Retype all of the data exactly as given.

Page and application data records:
**********
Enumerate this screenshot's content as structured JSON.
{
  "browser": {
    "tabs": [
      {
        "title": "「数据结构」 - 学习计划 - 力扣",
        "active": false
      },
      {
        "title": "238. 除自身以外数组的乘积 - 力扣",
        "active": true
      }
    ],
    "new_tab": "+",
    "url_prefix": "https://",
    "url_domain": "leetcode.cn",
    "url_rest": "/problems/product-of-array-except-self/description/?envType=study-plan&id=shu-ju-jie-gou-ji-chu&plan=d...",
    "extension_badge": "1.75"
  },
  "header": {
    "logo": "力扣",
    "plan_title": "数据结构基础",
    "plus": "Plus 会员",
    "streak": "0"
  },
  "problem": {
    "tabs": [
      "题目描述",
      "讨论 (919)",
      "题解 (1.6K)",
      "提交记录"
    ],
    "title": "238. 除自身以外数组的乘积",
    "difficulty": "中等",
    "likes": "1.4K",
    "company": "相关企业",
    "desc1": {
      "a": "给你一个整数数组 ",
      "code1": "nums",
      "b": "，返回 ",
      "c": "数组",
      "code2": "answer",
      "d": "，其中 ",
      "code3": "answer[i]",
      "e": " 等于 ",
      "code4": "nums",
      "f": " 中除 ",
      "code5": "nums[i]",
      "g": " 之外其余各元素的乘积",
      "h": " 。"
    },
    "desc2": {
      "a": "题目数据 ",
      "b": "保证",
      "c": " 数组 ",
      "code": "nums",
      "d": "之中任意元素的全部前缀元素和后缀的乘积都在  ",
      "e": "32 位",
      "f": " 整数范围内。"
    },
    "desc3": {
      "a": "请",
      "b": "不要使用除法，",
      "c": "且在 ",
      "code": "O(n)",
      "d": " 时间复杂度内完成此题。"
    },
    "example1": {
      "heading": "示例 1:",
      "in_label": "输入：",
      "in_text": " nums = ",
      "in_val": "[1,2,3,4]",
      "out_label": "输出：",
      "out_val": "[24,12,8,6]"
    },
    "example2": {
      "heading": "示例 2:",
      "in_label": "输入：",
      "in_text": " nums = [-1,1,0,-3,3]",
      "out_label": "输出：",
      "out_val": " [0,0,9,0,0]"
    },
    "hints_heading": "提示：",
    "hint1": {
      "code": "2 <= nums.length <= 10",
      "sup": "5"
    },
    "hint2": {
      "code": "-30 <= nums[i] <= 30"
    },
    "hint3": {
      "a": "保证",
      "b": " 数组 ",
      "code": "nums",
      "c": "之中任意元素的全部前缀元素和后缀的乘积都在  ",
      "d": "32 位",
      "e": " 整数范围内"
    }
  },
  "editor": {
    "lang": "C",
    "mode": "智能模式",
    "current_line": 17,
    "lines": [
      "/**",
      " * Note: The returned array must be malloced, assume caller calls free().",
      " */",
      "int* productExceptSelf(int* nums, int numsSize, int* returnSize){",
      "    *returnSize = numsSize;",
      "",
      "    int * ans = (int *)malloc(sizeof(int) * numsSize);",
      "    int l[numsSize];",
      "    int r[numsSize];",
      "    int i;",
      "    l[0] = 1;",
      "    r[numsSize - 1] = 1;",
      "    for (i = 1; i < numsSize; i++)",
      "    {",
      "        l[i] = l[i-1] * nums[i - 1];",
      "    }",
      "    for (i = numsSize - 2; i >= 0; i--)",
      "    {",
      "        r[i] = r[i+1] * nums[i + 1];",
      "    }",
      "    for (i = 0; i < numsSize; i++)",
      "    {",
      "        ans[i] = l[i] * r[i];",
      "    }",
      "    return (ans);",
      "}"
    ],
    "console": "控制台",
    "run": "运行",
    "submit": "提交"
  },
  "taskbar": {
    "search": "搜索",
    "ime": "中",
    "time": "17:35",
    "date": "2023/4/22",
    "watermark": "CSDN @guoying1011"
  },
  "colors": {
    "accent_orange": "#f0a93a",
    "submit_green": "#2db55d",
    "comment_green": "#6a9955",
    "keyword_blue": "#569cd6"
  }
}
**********
== Response area ==
Enumerate this screenshot's content as structured JSON.
{
  "browser": {
    "tabs": [
      {
        "title": "「数据结构」 - 学习计划 - 力扣",
        "active": false
      },
      {
        "title": "238. 除自身以外数组的乘积 - 力扣",
        "active": true
      }
    ],
    "new_tab": "+",
    "url_prefix": "https://",
    "url_domain": "leetcode.cn",
    "url_rest": "/problems/product-of-array-except-self/description/?envType=study-plan&id=shu-ju-jie-gou-ji-chu&plan=d...",
    "extension_badge": "1.75"
  },
  "header": {
    "logo": "力扣",
    "plan_title": "数据结构基础",
    "plus": "Plus 会员",
    "streak": "0"
  },
  "problem": {
    "tabs": [
      "题目描述",
      "讨论 (919)",
      "题解 (1.6K)",
      "提交记录"
    ],
    "title": "238. 除自身以外数组的乘积",
    "difficulty": "中等",
    "likes": "1.4K",
    "company": "相关企业",
    "desc1": {
      "a": "给你一个整数数组 ",
      "code1": "nums",
      "b": "，返回 ",
      "c": "数组",
      "code2": "answer",
      "d": "，其中 ",
      "code3": "answer[i]",
      "e": " 等于 ",
      "code4": "nums",
      "f": " 中除 ",
      "code5": "nums[i]",
      "g": " 之外其余各元素的乘积",
      "h": " 。"
    },
    "desc2": {
      "a": "题目数据 ",
      "b": "保证",
      "c": " 数组 ",
      "code": "nums",
      "d": "之中任意元素的全部前缀元素和后缀的乘积都在  ",
      "e": "32 位",
      "f": " 整数范围内。"
    },
    "desc3": {
      "a": "请",
      "b": "不要使用除法，",
      "c": "且在 ",
      "code": "O(n)",
      "d": " 时间复杂度内完成此题。"
    },
    "example1": {
      "heading": "示例 1:",
      "in_label": "输入：",
      "in_text": " nums = ",
      "in_val": "[1,2,3,4]",
      "out_label": "输出：",
      "out_val": "[24,12,8,6]"
    },
    "example2": {
      "heading": "示例 2:",
      "in_label": "输入：",
      "in_text": " nums = [-1,1,0,-3,3]",
      "out_label": "输出：",
      "out_val": " [0,0,9,0,0]"
    },
    "hints_heading": "提示：",
    "hint1": {
      "code": "2 <= nums.length <= 10",
      "sup": "5"
    },
    "hint2": {
      "code": "-30 <= nums[i] <= 30"
    },
    "hint3": {
      "a": "保证",
      "b": " 数组 ",
      "code": "nums",
      "c": "之中任意元素的全部前缀元素和后缀的乘积都在  ",
      "d": "32 位",
      "e": " 整数范围内"
    }
  },
  "editor": {
    "lang": "C",
    "mode": "智能模式",
    "current_line": 17,
    "lines": [
      "/**",
      " * Note: The returned array must be malloced, assume caller calls free().",
      " */",
      "int* productExceptSelf(int* nums, int numsSize, int* returnSize){",
      "    *returnSize = numsSize;",
      "",
      "    int * ans = (int *)malloc(sizeof(int) * numsSize);",
      "    int l[numsSize];",
      "    int r[numsSize];",
      "    int i;",
      "    l[0] = 1;",
      "    r[numsSize - 1] = 1;",
      "    for (i = 1; i < numsSize; i++)",
      "    {",
      "        l[i] = l[i-1] * nums[i - 1];",
      "    }",
      "    for (i = numsSize - 2; i >= 0; i--)",
      "    {",
      "        r[i] = r[i+1] * nums[i + 1];",
      "    }",
      "    for (i = 0; i < numsSize; i++)",
      "    {",
      "        ans[i] = l[i] * r[i];",
      "    }",
      "    return (ans);",
      "}"
    ],
    "console": "控制台",
    "run": "运行",
    "submit": "提交"
  },
  "taskbar": {
    "search": "搜索",
    "ime": "中",
    "time": "17:35",
    "date": "2023/4/22",
    "watermark": "CSDN @guoying1011"
  },
  "colors": {
    "accent_orange": "#f0a93a",
    "submit_green": "#2db55d",
    "comment_green": "#6a9955",
    "keyword_blue": "#569cd6"
  }
}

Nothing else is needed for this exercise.